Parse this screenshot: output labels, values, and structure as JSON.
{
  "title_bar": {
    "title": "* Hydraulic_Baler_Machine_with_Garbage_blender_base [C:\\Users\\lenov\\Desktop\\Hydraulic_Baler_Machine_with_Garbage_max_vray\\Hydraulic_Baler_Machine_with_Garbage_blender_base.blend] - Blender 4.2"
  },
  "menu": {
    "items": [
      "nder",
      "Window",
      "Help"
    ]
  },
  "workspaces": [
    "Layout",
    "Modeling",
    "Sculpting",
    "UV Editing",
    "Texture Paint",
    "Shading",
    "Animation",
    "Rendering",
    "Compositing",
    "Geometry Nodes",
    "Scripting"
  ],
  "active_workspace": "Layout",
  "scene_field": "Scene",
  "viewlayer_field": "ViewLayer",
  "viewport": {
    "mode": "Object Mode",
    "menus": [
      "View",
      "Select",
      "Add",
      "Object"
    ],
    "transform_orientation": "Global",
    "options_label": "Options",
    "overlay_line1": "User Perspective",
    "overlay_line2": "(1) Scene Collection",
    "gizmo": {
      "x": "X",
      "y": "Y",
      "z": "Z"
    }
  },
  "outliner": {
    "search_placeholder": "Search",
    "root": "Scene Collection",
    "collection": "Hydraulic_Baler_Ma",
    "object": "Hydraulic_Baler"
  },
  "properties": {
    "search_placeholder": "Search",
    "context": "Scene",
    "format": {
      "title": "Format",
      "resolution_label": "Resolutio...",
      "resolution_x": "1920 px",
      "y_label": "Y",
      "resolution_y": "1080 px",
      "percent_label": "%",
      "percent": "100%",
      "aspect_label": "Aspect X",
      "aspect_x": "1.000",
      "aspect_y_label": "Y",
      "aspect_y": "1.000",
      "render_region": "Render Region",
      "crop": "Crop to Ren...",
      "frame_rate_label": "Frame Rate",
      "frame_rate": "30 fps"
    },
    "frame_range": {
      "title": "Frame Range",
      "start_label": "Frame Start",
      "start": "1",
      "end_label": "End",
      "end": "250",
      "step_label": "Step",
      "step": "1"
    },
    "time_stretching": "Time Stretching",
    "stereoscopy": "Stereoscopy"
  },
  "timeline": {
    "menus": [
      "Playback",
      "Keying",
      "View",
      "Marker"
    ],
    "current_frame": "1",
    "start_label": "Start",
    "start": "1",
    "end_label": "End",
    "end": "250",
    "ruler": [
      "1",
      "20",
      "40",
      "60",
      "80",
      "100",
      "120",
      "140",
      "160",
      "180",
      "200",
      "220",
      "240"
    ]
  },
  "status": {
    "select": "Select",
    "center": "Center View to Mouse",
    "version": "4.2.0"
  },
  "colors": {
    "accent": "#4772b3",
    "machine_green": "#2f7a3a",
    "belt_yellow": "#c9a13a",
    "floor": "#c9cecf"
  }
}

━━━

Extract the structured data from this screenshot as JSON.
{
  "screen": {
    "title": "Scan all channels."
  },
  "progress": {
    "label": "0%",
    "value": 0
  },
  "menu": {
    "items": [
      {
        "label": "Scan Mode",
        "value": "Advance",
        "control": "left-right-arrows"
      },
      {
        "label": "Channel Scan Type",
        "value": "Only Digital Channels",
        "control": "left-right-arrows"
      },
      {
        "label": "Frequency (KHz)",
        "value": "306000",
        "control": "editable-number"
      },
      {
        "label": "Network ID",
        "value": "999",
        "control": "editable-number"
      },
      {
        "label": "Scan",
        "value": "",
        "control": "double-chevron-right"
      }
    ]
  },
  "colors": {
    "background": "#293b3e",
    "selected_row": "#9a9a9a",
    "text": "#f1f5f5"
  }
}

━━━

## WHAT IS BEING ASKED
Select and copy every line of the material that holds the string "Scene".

## RESULT BELOW
  "scene_field": "Scene",
    "overlay_line2": "(1) Scene Collection",
    "root": "Scene Collection",
    "context": "Scene",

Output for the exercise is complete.